What is the Difference Between Biomass and Biogas?
The main difference between biomass and biogas is that biomass is a solid material whereas biogas is a gaseous compound created through the process of Anaerobic Digestion.
Biomass typically comes from crop waste, wood and specific resources that have been grown to create biomass energy through burning in the presence of oxygen and Biogas is an end product of the Anaerobic Digestion (AD) process where food waste is transformed into energy in the absence of oxygen as part of the AD process.
Biomass energy is the use of biomass as an energy source. With biomass energy, biomass is burned or converted to make heat, electricity, or liquid fuel.
Biogas is a renewable energy; it is created as a direct result of transforming food waste to energy and it is an environmentally friendly way of doing it.
Anaerobic digestion is a sustainable process involving the breakdown of organic matter within anaerobic digestors through a process which generates biogas energy and fertiliser. The use of this high nutrient biofertiliser replaces the use of fossil-fuel derived fertilisers and ensures a complete loop of carbon and energy capture.
Benefits of AD
- Turns waste into a resource - energy and fertiliser
- A natural fuel produced rather than use of fossil fuels
- It produces a high nutrient fertilizer
- Reduces a company’s carbon footprint
When it comes to recycling food waste to help generate biogas not only are companies doing their part to reduce the food waste the UK generates on a daily basis, but they also will be reducing their Co2 emissions and these efforts support long-term environmental sustainability. Using the expert knowledge of teams within the food waste recycling industry companies will gain regulatory, commercial and engineering support from the renewables sector.

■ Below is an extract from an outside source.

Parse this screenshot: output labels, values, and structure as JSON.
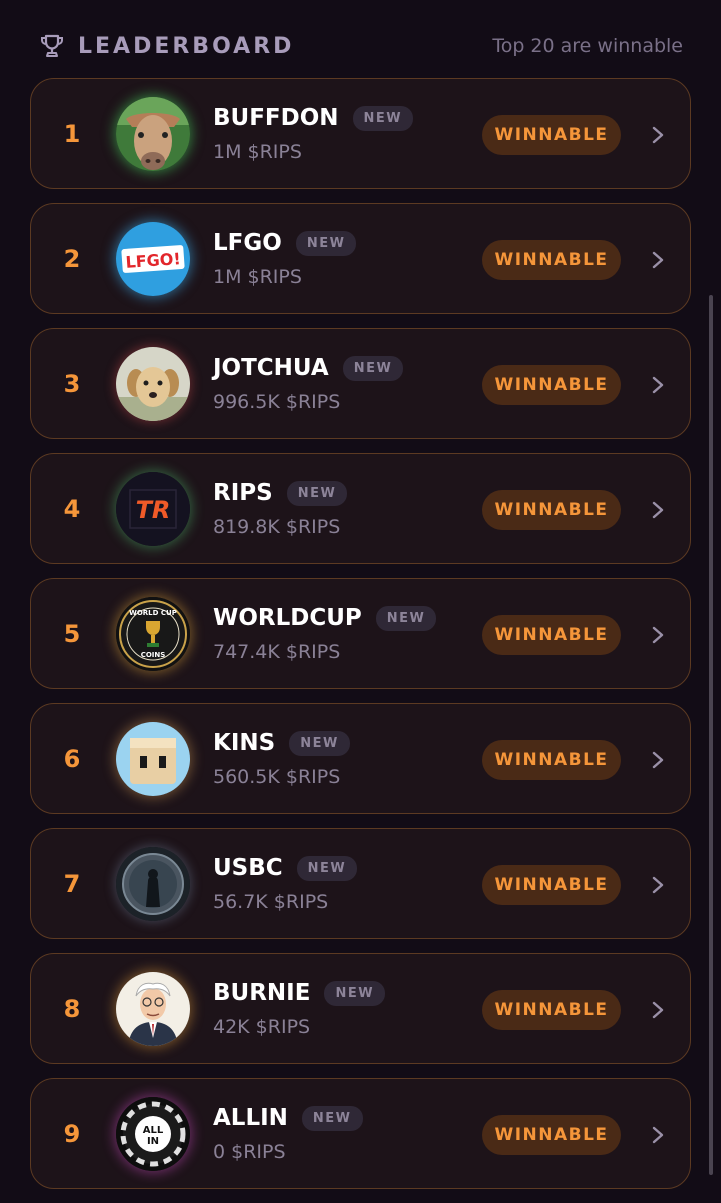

There are a range of food waste materials that can be recycled as part of the AD process, across several anaerobic digestion plants across the UK, from food waste through to oils and fats.
These businesses are well-placed to provide a truly useful link between the anaerobic digestion sector and the food industry enabling more environmentally and commercially focused processes.